Remarketing PixelsWe may use remarketing pixels from advertising networks such as Google AdWords, Bing Ads, and Facebook in order to advertise the HubPages Service to people that have visited our sites.
Conversion Tracking PixelsWe may use conversion tracking pixels from advertising networks such as Google AdWords, Bing Ads, and Facebook in order to identify when an advertisement has successfully resulted in the desired action, such as signing up for the HubPages Service or publishing an article on the HubPages Service.
Statistics
Author Google AnalyticsThis is used to provide traffic data and reports to the authors of articles on the HubPages Service. (Privacy Policy)
ComscoreComScore is a media measurement and analytics company providing marketing data and analytics to enterprises, media and advertising agencies, and publishers. Non-consent will result in ComScore only processing obfuscated personal data. (Privacy Policy)
Amazon Tracking PixelSome articles display amazon products as part of the Amazon Affiliate program, this pixel provides traffic statistics for those products (Privacy Policy)
jump to last post 1-6 of 6 discussions (6 posts)

Is it possible for there to be art for arts sake, or is that a hoax?

  1. ibbarkingmad profile image83
    ibbarkingmadposted 6 years ago

    Is it possible for there to be art for arts sake, or is that a hoax?

    Picasso said "The idea of art for art's sake is a hoax." He basically said that art is done for others to see. Do you agree or disagree and why?

  2. terrektwo profile image85
    terrektwoposted 6 years ago

    Well I think it can be both, when I write or paint, sculpt, or make music I can get so into what I'm doing and really forget time and my surroundings. I would have to say it's due to personal gratification with what I'm doing it is fulfilling me in a major way. That would be considered art for arts sake, but I would say also that the pride of having someone else admire your work is also gratifying as well.

  3. FloraBreenRobison profile image58
    FloraBreenRobisonposted 6 years ago

    Art can be done for arts sake. There are plenty of people who paint, write poetry, etc. for themselves who have no intention of trying to sell it. The fact that some of these people do not live alone and thus family members can see the artwork doesn't change the fact that the artists doesn't plan on the public seeing it/reading it. However, the meaning behind the term Art for Art's Sake isn't  that you do  or don't want people to see your paintings etc.  It means that you create art with no deeper meaning than to create. In other words, you are not trying to teach people anything, change their  viewpoints on issues, comment on social issues etc. You create  because you feel the need to create. What other people get out of your art, if anything, is up to them, not you. Other artists do indeed create art with a specific purpose in mind.

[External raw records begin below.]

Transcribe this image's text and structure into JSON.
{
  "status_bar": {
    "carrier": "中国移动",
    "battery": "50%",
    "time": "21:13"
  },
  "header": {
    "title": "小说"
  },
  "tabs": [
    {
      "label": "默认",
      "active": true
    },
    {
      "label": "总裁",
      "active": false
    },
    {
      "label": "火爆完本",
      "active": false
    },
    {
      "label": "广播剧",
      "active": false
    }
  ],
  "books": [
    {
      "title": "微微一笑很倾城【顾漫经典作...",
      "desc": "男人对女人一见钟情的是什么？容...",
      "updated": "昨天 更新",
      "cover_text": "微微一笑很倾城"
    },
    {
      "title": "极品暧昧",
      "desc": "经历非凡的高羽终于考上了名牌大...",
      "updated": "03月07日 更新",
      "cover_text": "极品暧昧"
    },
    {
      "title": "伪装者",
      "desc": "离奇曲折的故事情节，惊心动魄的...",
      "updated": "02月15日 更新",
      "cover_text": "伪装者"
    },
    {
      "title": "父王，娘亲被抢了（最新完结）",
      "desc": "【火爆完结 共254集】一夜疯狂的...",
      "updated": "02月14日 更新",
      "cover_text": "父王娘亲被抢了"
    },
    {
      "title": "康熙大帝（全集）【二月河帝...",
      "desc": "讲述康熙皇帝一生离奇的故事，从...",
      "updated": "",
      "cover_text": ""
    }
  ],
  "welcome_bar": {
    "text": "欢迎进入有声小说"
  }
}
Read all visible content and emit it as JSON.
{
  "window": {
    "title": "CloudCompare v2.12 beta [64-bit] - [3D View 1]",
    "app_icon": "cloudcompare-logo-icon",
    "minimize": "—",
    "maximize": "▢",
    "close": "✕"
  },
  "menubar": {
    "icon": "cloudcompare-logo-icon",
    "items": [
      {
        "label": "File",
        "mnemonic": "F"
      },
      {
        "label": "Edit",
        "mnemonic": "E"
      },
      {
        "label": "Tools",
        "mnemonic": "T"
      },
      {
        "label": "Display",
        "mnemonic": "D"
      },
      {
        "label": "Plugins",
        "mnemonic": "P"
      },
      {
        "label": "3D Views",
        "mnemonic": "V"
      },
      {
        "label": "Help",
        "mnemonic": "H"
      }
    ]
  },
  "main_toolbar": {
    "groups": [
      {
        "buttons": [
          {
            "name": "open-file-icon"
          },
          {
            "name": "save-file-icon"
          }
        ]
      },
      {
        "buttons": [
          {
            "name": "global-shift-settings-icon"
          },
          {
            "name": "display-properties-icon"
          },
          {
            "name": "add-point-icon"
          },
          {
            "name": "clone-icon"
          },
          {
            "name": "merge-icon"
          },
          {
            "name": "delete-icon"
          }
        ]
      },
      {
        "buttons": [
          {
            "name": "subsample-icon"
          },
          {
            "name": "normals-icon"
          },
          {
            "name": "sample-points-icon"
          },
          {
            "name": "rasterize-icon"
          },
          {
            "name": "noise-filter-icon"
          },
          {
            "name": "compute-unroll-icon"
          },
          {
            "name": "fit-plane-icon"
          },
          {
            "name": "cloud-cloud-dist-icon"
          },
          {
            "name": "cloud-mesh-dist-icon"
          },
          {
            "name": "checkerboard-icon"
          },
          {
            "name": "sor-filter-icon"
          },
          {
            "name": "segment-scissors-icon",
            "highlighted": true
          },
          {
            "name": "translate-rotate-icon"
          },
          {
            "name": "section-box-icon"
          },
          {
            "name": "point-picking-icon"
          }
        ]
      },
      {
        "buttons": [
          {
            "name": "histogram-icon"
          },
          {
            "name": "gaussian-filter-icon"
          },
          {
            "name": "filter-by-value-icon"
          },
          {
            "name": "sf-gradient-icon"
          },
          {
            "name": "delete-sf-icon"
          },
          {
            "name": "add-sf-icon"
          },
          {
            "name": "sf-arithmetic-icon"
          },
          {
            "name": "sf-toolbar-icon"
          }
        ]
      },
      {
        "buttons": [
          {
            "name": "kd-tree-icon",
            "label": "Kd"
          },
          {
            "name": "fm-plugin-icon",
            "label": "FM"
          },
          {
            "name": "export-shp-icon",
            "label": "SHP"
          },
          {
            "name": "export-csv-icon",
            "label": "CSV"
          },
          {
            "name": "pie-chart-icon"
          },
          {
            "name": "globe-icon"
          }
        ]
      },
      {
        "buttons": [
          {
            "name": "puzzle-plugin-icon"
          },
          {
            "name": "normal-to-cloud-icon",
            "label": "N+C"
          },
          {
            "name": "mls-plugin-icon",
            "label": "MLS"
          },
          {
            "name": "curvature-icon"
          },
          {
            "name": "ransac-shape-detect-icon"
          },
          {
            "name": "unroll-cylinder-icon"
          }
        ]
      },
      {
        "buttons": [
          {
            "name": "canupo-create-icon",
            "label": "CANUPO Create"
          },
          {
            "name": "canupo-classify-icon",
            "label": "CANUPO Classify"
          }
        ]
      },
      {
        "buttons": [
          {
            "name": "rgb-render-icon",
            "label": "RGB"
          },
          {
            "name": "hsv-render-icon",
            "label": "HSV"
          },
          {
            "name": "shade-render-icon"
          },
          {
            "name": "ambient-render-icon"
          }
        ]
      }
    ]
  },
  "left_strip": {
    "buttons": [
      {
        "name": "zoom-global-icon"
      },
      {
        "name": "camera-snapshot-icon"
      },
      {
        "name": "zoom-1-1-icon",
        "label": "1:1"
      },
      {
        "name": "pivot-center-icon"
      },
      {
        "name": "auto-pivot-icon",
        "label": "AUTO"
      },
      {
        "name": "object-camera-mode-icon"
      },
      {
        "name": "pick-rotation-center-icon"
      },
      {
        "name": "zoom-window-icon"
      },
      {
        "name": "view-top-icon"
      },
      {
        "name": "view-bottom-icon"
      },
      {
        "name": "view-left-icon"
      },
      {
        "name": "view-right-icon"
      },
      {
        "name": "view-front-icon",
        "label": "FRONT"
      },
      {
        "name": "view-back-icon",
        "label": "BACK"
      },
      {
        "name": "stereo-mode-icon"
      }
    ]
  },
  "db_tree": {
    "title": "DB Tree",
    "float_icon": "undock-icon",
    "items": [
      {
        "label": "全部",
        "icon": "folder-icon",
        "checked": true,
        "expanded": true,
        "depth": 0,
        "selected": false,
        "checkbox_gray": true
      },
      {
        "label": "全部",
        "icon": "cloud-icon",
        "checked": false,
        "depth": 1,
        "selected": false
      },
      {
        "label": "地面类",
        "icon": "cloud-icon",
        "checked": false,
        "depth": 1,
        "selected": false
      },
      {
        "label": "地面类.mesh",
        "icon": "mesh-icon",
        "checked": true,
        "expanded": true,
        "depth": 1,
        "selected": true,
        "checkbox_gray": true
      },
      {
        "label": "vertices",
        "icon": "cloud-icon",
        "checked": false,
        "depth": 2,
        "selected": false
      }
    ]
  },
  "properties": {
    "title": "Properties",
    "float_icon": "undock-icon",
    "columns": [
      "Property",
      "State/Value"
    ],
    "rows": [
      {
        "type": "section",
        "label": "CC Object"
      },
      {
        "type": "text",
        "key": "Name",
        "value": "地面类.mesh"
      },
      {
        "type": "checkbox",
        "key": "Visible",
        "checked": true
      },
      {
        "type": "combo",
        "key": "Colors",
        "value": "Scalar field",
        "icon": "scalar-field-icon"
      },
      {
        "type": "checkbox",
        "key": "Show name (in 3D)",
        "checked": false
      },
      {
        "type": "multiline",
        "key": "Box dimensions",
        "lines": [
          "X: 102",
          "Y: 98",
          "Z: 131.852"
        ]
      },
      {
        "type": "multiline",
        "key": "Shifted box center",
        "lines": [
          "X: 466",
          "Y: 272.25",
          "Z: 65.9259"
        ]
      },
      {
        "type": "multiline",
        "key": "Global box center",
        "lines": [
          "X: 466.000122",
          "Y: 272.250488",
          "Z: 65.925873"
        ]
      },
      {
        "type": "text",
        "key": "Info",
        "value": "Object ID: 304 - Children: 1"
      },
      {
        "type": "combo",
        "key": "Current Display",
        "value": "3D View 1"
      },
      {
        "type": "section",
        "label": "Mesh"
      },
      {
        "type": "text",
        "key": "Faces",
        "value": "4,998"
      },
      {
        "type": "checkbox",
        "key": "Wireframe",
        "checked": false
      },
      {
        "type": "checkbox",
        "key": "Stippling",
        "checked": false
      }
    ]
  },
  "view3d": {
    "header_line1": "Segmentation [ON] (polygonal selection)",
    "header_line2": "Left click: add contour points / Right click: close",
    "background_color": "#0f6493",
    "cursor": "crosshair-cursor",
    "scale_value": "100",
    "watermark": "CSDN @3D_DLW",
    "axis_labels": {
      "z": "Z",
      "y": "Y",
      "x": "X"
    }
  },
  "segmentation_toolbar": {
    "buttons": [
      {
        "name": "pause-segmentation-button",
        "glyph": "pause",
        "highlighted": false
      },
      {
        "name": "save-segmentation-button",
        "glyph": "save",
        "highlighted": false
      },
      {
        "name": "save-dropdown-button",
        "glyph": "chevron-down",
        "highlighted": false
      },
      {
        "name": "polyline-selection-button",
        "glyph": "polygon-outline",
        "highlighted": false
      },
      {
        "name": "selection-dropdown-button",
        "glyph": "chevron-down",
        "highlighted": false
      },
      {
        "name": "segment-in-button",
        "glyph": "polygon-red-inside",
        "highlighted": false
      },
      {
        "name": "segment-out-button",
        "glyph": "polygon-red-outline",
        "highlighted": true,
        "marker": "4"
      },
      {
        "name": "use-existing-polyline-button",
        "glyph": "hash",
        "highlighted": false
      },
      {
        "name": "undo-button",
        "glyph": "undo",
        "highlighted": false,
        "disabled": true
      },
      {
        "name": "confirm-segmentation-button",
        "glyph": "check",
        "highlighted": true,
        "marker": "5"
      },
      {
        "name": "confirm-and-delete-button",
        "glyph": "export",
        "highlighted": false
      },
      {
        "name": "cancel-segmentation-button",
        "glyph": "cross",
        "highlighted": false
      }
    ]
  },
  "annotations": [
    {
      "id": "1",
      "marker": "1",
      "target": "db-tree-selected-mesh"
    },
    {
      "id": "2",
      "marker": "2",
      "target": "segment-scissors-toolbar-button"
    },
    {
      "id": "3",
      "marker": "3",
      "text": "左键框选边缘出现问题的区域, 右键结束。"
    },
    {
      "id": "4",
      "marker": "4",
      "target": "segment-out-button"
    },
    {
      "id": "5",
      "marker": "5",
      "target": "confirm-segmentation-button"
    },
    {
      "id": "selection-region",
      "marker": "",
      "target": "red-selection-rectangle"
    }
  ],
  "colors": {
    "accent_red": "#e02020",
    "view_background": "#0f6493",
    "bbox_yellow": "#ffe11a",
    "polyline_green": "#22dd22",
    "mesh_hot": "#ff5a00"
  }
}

  4. leroy64 profile image81
    leroy64posted 6 years ago

    I am not familiar with the quote and what prompted it.  I have run into artists that create because they love to create.  Even that artist interacts with his art by viewing, listening or whatever depending on the medium.  I would venture that it is possible if you can avoid pressure from the people buying your art.  I really don't like to disagree with Picasso.  He was much better at art, than I will ever be.

  5. danielleantosz profile image74
    danielleantoszposted 6 years ago

    That depends upon what you consider "art for art's sake", but overall I would agree.  To me art for art's sake would lack passion and form (IE any recognizable features).  I like art that has a personal meaning to the artist.

  6. whoisbid profile image74
    whoisbidposted 6 years ago

    If you believe that art is a form of communication (just like writing) then Picasso is probably a wise man and correct.

 
working